OAKLAND, Calif (Reuters) - A Tesla Inc (TSLA.O) employee organizing a union was asked by a supervisor and company security guards to leave the factory after handing out pro-union flyers, the worker said at a National Labor Relations Board (NLRB) hearing on Monday over whether Tesla had violated federal safeguards for employee activity.
The NLRB general counsel brought the case before a board administrative law judge after receiving complaints from three Tesla workers and the United Automobile, Aerospace, and Agricultural Implement Workers of America (UAW).
If Tesla loses, the company could be required to notify its employees that it was found to be committing unfair labor practices, a victory for union organizers.
The case comes as Tesla has struggled to ramp up production of the Model 3, a sedan intended for volume production that is key to the company achieving long-term profitability.
Edris Rodriguez Ritchie, an attorney for the NLRB, said Tesla asked workers to sign confidentiality agreements that were “overly broad” in preventing them from publicly discussing their working conditions.
Tesla has denied the allegations and described them as an effort to make Chief Executive Elon Musk look bad.
Michael Sanchez, who has worked at Tesla since 2012 and is currently on medical leave, said he was asked to leave by security guards and a supervisor while handing out leaflets to colleagues outside a Tesla facility in February 2017.
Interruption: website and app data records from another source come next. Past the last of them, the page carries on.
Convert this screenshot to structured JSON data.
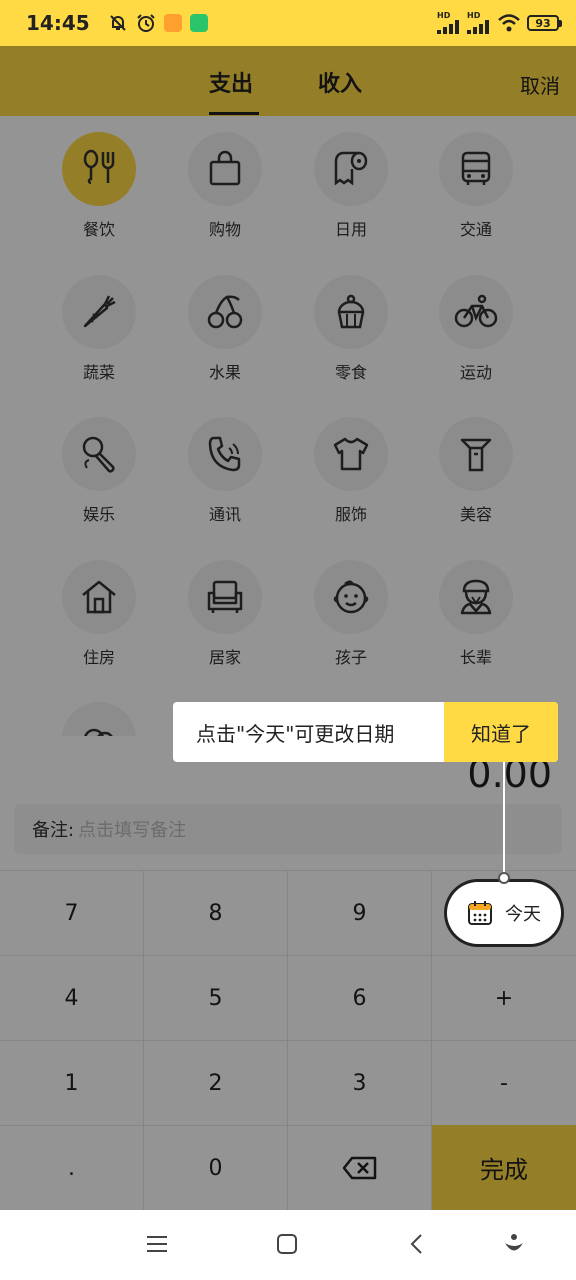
{
  "status_bar": {
    "time": "14:45",
    "network_label_1": "HD",
    "network_label_2": "HD",
    "battery": "93"
  },
  "header": {
    "tabs": [
      {
        "label": "支出",
        "active": true
      },
      {
        "label": "收入",
        "active": false
      }
    ],
    "cancel_label": "取消"
  },
  "categories": [
    {
      "label": "餐饮",
      "icon": "utensils-icon",
      "active": true
    },
    {
      "label": "购物",
      "icon": "shopping-bag-icon"
    },
    {
      "label": "日用",
      "icon": "tissue-roll-icon"
    },
    {
      "label": "交通",
      "icon": "bus-icon"
    },
    {
      "label": "蔬菜",
      "icon": "carrot-icon"
    },
    {
      "label": "水果",
      "icon": "cherry-icon"
    },
    {
      "label": "零食",
      "icon": "cupcake-icon"
    },
    {
      "label": "运动",
      "icon": "bicycle-icon"
    },
    {
      "label": "娱乐",
      "icon": "microphone-icon"
    },
    {
      "label": "通讯",
      "icon": "phone-icon"
    },
    {
      "label": "服饰",
      "icon": "tshirt-icon"
    },
    {
      "label": "美容",
      "icon": "beauty-icon"
    },
    {
      "label": "住房",
      "icon": "house-icon"
    },
    {
      "label": "居家",
      "icon": "armchair-icon"
    },
    {
      "label": "孩子",
      "icon": "baby-face-icon"
    },
    {
      "label": "长辈",
      "icon": "elder-icon"
    }
  ],
  "amount": "0.00",
  "note": {
    "label": "备注:",
    "placeholder": "点击填写备注"
  },
  "keypad": {
    "k7": "7",
    "k8": "8",
    "k9": "9",
    "k4": "4",
    "k5": "5",
    "k6": "6",
    "plus": "+",
    "k1": "1",
    "k2": "2",
    "k3": "3",
    "minus": "-",
    "dot": ".",
    "k0": "0",
    "done": "完成"
  },
  "tooltip": {
    "text": "点击\"今天\"可更改日期",
    "button": "知道了"
  },
  "today_label": "今天",
  "colors": {
    "accent": "#FFDA44",
    "overlay": "rgba(0,0,0,0.42)"
  }
}
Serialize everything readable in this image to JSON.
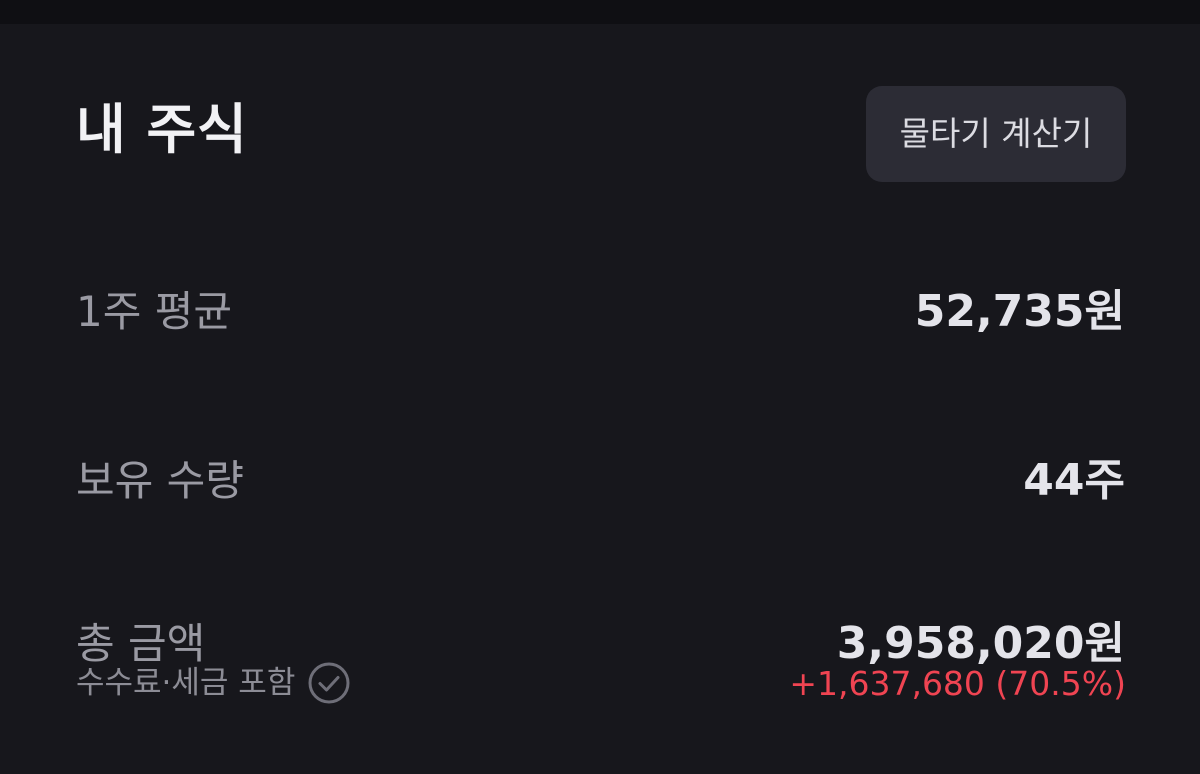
{
  "section": {
    "title": "내 주식",
    "calculator_button": "물타기 계산기"
  },
  "rows": [
    {
      "label": "1주 평균",
      "value": "52,735원"
    },
    {
      "label": "보유 수량",
      "value": "44주"
    },
    {
      "label": "총 금액",
      "value": "3,958,020원"
    }
  ],
  "total": {
    "fee_note": "수수료·세금 포함",
    "profit": "+1,637,680 (70.5%)"
  },
  "colors": {
    "background": "#17171c",
    "button_bg": "#2c2c35",
    "profit_red": "#f04452"
  },
  "icons": {
    "fee_info": "check-circle-icon"
  }
}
“What we see is a very heavy-handed, anti-union campaign that’s affected all levels of workers’ everyday lives,” said Margo Feinberg, attorney with Schwartz, Steinsapir, Dohrmann & Sommers in her opening remarks for the UAW, which supports the NLRB counsel in the case.
Speaking on behalf of Tesla, Mark Ross of Sheppard, Mullin, Richter & Hampton LLP listed about two dozen other allegations against the company that were found to be without merit and dismissed.
“The fact of the matter is that Tesla is a company that values its employees,” Ross said in his opening remarks.
In a series of tweets in May, Musk said he had not done anything to prevent unionizing efforts by workers. “Nothing stopping Tesla team at our car plant from voting union. Could do so tmrw if they wanted,” Musk tweeted on May 20.
Hearings for the case are scheduled to continue through Thursday and resume in late September. Judge Amita Tracy is expected to deliver her judgment sometime after that.
Reporting by Salvador Rodriguez; Editing by Peter Henderson and Leslie Adler